Catherine’s Palace in Pushkin
The palace and grounds can be a full day visit. The palace had probably the best interiors we have seen on the trip! It’s very busy so get in line early. Except not too early, individuals not on a tour have limited visiting hours. When we visited we could only go into the palace after noon. We didn’t realize that the line would end up taking 1.5 hours to get inside (because they only allow a certain number of people enter every 15 minutes), so when we arrived at 10:30ish we decided to spend a couple hours walking around the gardens and eating lunch. Alternatively, if we had taken a tour we might have avoided the line and potentially been able to visit additional/different rooms (it appeared that organized tours could visit more rooms, and we couldn’t figure out how we could get to those rooms).
The gardens are enjoyable too but not as impressive as the Peterhof gardens.
Situated on the water with a view of St. Petersburg in the distance, the Peterhof hosts the best gardens. Some tours go to the interior of Catherine’s Palace in Pushkin and then the gardens at the Peterhof. We can’t blame them. The lower gardens are expensive (700 roubles/ $10+), but worth it. The upper gardens are free, but not as impressive. We ended up walking 8 kilometers around the gardens (yes I put it on Strava).
Our other two main activities in Saint Petersburg, a 5k run with Parkrun and a day trip to Vyborg, are the subject of other posts.
While a well-planned trip could see most of this in less time, there was plenty to keep us busy for an easy-going week.
Random Travel Notes:

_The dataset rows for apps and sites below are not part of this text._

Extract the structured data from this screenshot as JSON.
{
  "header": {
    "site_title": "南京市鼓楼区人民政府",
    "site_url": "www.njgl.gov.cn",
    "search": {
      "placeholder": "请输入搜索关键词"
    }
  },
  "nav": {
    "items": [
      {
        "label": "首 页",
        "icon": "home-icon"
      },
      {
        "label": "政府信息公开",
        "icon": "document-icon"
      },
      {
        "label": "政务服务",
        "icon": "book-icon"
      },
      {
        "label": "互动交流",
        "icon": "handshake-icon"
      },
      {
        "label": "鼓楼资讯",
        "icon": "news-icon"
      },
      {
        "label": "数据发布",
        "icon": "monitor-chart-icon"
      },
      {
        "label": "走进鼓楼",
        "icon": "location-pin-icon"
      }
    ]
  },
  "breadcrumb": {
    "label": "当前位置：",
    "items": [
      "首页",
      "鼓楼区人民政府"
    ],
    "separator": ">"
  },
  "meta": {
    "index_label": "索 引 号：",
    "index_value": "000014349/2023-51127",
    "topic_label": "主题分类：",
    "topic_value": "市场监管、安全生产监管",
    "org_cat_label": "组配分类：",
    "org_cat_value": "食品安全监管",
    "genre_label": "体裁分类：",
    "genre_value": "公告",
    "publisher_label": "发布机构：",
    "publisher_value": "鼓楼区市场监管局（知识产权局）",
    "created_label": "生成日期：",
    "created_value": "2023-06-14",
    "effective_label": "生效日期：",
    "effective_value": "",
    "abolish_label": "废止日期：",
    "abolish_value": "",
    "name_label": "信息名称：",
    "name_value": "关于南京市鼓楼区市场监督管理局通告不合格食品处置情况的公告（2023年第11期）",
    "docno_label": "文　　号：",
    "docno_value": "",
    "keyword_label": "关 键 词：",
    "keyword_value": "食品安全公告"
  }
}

1. Young people (30 and under) tend to speak some English. Otherwise, Russian is hard and the fact that they use Cyrillic characters doesn’t make it any easier. Russians are often good at communication without a common language (such as pointing where you go or making decisions for you) but we have found that some shopkeepers don’t care to try. When we expected that there might be a communication barrier (such as purchasing our train tickets), we found that writing our destination or main item on a notecard went a long way.
2. Saint Petersburg also has a great Metro system, with many beautiful stations and trains that arrive every two minutes, so you never wait long. The stations are located super-deep underground, so you have to leave extra time just to get down to the platform.
3. There are frozen blintzes at the supermarket and they are tasty. We enjoyed being able to easily cook up a favorite from home at the hostel for only a couple dollars. It really is the simple things that can make travel for us super enjoyable!
4. There are brides everywhere! Apparently, couples go on all-day wedding photo shoots at the major sights around the city. We assume that this isn’t done on their actual wedding day (we saw a couple getting off a bus to meet their photographer at the Peterhof…). It wasn’t unusual to be able to turn around in place and see two to three wedding photo shoots going on at the same time.
[We’re making yet another attempt to get caught up on our blog posts. This post describes our visit to Saint Petersburg, Russia between September 8-15, 2016.]